# Task item:
Return the lines below that carry the word "type".
= Beginning of Section =
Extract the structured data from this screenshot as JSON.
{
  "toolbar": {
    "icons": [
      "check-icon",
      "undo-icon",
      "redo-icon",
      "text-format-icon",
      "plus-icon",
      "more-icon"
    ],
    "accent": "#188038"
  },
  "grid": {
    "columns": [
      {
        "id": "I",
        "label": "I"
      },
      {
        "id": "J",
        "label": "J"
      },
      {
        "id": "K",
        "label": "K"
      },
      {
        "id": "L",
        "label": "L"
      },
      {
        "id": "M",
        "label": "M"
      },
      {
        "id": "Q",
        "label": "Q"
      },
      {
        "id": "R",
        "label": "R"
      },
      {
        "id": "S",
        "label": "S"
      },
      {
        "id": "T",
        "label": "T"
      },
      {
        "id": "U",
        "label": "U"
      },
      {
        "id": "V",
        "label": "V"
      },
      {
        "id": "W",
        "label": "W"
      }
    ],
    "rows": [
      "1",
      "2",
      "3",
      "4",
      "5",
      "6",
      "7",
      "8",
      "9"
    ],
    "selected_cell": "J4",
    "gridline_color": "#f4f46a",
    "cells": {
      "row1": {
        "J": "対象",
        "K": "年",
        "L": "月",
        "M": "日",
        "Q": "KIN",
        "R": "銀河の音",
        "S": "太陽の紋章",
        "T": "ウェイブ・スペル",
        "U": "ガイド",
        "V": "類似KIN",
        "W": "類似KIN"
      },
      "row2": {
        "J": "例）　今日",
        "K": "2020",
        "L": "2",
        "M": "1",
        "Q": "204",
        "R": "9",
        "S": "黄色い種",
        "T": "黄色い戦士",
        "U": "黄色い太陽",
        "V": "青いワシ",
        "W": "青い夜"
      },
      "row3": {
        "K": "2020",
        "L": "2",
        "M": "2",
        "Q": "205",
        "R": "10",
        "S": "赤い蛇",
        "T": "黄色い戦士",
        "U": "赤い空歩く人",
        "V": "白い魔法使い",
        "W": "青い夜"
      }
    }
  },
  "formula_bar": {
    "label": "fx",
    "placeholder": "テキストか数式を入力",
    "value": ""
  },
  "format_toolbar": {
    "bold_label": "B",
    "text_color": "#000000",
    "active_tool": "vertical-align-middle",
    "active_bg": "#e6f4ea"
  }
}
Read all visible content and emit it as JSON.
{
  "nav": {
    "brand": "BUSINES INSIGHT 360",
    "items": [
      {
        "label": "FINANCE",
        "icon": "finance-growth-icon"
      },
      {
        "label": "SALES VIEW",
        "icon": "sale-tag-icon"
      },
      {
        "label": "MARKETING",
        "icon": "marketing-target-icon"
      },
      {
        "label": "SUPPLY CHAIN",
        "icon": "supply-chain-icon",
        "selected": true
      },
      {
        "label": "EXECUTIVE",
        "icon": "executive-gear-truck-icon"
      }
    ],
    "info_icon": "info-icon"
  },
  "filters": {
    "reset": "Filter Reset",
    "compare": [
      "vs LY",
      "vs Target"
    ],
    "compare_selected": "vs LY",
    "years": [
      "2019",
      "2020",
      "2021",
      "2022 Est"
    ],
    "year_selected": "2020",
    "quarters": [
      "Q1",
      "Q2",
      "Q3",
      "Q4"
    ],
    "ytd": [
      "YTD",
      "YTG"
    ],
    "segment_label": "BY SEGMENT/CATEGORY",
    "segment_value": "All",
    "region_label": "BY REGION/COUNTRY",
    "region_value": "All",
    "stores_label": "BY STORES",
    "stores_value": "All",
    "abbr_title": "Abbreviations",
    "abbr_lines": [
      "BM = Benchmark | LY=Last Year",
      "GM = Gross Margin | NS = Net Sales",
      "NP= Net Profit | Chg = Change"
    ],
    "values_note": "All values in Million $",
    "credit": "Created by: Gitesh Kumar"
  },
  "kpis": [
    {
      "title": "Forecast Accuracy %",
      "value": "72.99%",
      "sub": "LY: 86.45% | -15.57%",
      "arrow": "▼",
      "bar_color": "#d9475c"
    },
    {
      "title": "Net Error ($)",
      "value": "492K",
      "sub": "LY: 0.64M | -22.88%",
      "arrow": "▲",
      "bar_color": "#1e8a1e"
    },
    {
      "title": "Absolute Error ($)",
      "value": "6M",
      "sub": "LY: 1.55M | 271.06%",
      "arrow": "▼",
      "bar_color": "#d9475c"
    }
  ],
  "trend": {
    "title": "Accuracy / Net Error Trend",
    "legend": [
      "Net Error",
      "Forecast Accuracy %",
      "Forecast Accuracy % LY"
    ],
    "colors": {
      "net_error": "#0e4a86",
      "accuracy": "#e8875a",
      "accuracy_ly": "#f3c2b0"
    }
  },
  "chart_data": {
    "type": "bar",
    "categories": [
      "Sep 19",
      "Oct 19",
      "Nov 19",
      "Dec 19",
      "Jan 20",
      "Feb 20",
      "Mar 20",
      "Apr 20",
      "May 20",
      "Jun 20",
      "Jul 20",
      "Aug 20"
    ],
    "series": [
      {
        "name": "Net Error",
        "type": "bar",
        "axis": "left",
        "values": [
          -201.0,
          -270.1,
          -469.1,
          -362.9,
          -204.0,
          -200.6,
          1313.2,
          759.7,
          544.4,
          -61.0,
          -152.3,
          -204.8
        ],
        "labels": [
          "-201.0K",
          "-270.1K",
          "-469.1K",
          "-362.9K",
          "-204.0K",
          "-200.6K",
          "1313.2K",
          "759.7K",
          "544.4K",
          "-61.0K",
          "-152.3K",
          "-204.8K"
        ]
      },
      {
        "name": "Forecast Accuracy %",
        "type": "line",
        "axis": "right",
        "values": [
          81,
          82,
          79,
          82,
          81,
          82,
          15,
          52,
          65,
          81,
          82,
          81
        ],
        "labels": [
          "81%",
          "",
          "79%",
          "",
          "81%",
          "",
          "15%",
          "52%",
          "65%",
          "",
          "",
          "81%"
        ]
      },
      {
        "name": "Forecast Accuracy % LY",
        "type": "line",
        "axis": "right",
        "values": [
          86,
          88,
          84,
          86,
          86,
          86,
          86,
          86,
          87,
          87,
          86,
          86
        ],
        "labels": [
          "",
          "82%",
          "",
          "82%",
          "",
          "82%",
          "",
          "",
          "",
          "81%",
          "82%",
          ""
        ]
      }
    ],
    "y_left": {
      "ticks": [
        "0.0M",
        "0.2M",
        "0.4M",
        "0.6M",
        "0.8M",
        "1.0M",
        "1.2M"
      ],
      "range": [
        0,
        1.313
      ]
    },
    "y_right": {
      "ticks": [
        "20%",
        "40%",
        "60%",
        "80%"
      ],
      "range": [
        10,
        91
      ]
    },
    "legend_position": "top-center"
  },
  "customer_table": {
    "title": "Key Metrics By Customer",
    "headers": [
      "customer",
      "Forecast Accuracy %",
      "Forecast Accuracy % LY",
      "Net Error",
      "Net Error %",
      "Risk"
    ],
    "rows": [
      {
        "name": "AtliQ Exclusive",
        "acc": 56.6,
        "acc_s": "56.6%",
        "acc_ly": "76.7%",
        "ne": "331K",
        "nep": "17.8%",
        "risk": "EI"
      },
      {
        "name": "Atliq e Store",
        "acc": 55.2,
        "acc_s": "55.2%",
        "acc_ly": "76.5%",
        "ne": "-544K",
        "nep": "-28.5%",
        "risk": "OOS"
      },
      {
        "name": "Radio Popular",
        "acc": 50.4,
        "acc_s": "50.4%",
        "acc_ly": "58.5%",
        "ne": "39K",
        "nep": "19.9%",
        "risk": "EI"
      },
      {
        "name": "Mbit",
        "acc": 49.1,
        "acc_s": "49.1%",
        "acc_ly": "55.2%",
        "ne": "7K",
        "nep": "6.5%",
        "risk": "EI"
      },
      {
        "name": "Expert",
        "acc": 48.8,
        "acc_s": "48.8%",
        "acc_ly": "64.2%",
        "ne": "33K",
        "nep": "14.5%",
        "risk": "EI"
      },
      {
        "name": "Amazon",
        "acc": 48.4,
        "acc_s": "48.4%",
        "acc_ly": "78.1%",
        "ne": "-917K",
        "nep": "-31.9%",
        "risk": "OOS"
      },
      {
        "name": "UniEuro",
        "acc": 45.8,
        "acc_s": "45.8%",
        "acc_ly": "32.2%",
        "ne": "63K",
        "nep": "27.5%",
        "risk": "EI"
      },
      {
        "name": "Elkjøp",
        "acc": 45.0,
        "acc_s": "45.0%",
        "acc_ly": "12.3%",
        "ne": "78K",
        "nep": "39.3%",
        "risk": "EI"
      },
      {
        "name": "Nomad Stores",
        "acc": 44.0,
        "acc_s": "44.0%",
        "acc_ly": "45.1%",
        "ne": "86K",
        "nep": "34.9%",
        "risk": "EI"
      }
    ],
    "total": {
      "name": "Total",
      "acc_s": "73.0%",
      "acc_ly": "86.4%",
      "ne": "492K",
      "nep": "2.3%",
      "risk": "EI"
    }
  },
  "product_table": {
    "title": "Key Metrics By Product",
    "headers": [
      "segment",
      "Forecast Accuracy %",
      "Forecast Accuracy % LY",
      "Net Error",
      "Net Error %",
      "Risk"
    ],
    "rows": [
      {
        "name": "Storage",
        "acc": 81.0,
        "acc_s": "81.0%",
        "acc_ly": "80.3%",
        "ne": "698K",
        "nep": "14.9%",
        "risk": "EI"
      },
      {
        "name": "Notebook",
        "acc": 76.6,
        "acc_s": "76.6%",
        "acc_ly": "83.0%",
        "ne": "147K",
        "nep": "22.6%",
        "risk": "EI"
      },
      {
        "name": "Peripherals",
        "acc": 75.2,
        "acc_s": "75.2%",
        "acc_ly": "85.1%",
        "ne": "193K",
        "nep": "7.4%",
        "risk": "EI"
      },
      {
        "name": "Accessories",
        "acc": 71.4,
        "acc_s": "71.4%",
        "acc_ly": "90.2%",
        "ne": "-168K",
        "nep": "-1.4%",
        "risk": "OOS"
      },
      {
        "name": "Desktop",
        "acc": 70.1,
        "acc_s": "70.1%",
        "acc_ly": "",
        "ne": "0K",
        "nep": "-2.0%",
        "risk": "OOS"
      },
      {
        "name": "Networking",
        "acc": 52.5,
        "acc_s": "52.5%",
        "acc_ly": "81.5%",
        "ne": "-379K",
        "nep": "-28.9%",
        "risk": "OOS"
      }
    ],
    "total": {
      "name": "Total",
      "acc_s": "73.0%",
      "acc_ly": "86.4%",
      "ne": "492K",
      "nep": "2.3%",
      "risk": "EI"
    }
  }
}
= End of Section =
# Your response:
    "type": "bar",
        "type": "bar",
        "type": "line",
        "type": "line",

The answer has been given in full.